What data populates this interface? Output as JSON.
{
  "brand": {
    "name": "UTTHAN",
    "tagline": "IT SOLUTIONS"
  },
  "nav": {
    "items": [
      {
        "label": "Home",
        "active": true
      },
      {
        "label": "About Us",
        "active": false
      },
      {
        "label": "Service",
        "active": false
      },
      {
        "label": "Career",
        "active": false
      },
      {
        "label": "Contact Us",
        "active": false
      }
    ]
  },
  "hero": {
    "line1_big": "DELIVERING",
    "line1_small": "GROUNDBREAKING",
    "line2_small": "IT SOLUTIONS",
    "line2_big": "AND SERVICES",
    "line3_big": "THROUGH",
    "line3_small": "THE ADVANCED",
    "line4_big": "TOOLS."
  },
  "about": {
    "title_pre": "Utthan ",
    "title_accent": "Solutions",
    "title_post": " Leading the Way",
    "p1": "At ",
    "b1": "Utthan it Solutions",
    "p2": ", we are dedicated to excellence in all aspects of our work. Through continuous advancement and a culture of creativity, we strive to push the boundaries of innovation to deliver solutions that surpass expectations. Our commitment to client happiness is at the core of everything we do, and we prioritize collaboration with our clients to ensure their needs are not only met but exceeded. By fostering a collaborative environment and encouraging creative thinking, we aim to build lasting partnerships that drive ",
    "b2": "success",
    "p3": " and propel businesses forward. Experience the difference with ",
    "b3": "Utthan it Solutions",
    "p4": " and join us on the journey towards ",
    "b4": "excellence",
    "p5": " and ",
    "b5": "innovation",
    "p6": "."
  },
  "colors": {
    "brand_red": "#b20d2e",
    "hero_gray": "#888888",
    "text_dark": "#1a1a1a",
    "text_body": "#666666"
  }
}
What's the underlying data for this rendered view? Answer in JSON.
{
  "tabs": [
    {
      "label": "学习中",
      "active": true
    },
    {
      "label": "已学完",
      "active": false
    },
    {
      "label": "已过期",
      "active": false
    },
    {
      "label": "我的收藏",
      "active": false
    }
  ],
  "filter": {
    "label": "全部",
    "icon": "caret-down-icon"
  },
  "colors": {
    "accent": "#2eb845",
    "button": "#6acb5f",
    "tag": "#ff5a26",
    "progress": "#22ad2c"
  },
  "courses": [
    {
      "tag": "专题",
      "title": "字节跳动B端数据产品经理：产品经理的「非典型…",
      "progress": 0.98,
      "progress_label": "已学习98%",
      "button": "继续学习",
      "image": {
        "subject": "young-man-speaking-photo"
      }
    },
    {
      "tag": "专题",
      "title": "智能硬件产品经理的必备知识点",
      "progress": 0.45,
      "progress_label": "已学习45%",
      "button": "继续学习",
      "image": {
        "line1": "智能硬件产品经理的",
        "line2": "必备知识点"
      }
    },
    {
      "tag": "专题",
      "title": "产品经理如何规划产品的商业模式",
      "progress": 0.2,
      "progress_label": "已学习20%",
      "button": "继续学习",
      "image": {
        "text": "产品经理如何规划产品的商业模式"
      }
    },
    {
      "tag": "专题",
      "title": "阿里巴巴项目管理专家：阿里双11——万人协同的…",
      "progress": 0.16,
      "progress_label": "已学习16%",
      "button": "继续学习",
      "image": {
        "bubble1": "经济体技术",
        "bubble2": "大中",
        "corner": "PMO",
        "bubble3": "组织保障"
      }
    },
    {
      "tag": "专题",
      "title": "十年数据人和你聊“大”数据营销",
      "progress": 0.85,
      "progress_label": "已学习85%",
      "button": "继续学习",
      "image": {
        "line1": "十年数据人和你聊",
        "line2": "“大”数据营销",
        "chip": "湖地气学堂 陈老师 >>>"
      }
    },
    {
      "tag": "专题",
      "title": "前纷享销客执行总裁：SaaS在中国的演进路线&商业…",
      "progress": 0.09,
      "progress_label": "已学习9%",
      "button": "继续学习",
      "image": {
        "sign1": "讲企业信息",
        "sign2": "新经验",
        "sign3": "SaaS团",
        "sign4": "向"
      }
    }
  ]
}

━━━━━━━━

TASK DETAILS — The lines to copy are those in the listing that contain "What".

TASK RESPONSE —
What data populates this interface? Output as JSON.
What's the underlying data for this rendered view? Answer in JSON.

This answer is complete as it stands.